* [Data]:
/---

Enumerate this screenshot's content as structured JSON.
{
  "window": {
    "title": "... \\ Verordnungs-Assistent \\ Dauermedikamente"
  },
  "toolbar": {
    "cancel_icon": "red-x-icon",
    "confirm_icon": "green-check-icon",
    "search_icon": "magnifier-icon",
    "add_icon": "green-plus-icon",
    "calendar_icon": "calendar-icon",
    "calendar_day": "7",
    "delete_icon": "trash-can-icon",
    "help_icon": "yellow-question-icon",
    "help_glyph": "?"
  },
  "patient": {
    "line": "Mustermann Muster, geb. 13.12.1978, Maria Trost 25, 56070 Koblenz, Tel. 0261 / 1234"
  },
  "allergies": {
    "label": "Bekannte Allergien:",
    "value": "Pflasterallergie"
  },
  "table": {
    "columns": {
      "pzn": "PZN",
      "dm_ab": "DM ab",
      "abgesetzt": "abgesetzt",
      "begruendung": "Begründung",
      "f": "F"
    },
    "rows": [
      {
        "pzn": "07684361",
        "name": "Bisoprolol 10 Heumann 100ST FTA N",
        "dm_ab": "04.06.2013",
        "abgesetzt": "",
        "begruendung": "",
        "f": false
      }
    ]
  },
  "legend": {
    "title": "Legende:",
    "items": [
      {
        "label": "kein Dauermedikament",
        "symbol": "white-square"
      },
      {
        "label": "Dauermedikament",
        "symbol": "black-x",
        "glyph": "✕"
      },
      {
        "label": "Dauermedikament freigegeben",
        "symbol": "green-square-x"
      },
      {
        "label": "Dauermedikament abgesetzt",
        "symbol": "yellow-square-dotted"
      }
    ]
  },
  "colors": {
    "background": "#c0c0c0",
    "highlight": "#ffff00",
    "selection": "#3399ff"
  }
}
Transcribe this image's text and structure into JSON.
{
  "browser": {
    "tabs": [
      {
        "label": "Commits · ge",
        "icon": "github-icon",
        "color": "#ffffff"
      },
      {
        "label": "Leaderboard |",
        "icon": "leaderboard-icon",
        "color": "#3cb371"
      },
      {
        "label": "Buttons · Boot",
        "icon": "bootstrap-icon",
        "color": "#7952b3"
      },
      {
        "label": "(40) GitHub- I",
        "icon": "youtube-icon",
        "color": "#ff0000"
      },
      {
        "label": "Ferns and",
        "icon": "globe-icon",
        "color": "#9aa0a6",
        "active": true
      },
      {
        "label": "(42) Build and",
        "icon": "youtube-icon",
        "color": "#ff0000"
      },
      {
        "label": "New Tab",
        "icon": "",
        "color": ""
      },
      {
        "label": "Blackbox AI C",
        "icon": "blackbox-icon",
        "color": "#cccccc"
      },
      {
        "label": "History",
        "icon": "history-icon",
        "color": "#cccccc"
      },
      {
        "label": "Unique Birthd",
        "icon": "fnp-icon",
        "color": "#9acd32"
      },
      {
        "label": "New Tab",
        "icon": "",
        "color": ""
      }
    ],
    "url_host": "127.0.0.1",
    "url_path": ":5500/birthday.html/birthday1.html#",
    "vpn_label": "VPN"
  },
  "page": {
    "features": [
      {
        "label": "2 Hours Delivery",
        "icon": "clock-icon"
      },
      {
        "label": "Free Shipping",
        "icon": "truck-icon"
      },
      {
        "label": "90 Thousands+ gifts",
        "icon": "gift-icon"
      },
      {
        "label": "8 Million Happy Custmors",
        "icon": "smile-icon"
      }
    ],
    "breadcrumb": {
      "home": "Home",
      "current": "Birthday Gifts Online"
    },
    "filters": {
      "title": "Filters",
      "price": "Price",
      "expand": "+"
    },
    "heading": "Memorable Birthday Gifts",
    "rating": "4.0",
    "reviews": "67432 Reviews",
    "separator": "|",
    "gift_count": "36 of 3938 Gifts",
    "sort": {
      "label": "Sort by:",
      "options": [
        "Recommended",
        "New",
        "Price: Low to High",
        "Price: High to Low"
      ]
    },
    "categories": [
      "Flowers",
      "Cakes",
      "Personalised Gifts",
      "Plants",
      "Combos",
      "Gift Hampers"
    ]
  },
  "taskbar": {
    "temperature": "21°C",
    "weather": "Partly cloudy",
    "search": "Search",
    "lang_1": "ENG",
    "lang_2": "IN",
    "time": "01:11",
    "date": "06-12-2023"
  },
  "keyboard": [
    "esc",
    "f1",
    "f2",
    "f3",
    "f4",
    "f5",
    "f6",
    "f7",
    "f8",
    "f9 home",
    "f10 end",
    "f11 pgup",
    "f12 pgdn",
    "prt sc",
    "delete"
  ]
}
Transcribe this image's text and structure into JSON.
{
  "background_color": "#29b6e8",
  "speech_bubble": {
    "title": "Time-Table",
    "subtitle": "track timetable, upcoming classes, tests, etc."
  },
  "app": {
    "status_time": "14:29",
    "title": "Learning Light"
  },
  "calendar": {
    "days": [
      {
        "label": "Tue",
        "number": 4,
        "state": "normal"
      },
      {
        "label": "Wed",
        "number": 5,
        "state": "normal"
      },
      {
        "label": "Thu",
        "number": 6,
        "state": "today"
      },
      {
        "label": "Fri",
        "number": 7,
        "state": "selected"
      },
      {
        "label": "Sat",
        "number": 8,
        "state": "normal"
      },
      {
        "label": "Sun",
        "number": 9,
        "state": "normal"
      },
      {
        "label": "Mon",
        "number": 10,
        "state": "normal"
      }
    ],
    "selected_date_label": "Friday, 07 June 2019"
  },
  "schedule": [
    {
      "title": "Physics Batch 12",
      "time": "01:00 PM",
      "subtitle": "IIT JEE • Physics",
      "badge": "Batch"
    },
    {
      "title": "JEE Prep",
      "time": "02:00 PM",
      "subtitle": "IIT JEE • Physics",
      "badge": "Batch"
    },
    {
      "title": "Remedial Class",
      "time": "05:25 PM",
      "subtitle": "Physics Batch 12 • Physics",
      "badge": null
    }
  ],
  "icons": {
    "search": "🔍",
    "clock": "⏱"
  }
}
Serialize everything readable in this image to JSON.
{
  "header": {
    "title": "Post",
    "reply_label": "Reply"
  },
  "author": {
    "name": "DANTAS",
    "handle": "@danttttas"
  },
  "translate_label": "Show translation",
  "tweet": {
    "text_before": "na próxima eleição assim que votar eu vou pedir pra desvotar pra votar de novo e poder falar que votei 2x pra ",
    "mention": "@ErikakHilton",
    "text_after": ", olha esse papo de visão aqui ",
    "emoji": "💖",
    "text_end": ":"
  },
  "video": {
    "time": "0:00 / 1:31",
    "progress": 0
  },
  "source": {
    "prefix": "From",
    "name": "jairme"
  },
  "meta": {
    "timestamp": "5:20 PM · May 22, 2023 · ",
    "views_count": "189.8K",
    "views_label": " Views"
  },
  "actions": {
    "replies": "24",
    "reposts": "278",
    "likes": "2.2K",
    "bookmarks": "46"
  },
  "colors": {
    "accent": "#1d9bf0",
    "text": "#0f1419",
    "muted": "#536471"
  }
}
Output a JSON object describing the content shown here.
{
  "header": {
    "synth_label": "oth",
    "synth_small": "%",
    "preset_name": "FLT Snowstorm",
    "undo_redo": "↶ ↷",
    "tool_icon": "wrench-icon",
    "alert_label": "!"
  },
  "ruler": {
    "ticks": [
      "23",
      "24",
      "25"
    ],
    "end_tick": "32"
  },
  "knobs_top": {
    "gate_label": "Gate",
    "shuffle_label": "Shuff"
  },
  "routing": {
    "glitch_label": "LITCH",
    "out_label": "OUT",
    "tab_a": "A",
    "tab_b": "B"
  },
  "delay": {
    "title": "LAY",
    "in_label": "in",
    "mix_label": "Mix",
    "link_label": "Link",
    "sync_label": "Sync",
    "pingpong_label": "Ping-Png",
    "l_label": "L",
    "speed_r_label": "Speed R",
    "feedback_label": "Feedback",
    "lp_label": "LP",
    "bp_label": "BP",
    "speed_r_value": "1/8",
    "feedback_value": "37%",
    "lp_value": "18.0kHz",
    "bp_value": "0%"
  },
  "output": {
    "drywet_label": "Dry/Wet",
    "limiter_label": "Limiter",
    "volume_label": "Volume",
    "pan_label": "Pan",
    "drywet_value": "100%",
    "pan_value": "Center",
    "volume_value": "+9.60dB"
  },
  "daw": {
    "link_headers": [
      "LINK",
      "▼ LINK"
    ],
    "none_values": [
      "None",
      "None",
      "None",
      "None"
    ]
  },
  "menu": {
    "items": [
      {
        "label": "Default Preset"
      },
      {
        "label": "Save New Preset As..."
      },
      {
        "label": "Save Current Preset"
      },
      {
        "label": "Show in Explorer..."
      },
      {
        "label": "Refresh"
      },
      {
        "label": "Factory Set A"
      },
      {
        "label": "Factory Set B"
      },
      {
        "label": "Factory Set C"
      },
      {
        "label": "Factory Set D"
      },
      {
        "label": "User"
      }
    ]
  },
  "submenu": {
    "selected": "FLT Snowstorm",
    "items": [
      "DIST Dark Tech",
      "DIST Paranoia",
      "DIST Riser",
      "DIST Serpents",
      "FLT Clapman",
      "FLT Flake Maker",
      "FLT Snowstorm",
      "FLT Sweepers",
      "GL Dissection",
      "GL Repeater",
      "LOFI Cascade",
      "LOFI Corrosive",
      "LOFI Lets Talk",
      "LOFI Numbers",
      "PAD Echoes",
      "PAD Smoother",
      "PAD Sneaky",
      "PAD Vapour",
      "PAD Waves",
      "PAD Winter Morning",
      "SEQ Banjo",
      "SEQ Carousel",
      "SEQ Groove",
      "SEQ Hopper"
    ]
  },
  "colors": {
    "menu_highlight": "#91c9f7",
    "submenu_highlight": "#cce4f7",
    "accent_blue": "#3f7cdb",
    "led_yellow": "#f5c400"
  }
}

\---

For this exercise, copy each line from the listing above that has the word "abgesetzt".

* [Written solution]:
      "abgesetzt": "abgesetzt",
        "abgesetzt": "",
        "label": "Dauermedikament abgesetzt",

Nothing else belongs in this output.